Task description> Repeat every entry, word for word, leaving no line out.

(Dataset rows for apps and sites)
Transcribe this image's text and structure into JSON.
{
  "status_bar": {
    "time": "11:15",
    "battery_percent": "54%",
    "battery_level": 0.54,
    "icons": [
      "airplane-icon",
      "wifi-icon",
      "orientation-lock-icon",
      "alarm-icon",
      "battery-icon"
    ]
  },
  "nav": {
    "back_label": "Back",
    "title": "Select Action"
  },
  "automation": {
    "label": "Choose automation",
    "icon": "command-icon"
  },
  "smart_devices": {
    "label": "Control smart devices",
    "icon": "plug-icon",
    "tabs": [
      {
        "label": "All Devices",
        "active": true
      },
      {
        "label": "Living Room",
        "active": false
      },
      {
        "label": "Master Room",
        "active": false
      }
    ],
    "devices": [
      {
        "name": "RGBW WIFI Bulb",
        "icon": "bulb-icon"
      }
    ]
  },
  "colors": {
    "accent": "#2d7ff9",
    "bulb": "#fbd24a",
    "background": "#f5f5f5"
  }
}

Answer space>
Transcribe this image's text and structure into JSON.
{
  "status_bar": {
    "time": "11:15",
    "battery_percent": "54%",
    "battery_level": 0.54,
    "icons": [
      "airplane-icon",
      "wifi-icon",
      "orientation-lock-icon",
      "alarm-icon",
      "battery-icon"
    ]
  },
  "nav": {
    "back_label": "Back",
    "title": "Select Action"
  },
  "automation": {
    "label": "Choose automation",
    "icon": "command-icon"
  },
  "smart_devices": {
    "label": "Control smart devices",
    "icon": "plug-icon",
    "tabs": [
      {
        "label": "All Devices",
        "active": true
      },
      {
        "label": "Living Room",
        "active": false
      },
      {
        "label": "Master Room",
        "active": false
      }
    ],
    "devices": [
      {
        "name": "RGBW WIFI Bulb",
        "icon": "bulb-icon"
      }
    ]
  },
  "colors": {
    "accent": "#2d7ff9",
    "bulb": "#fbd24a",
    "background": "#f5f5f5"
  }
}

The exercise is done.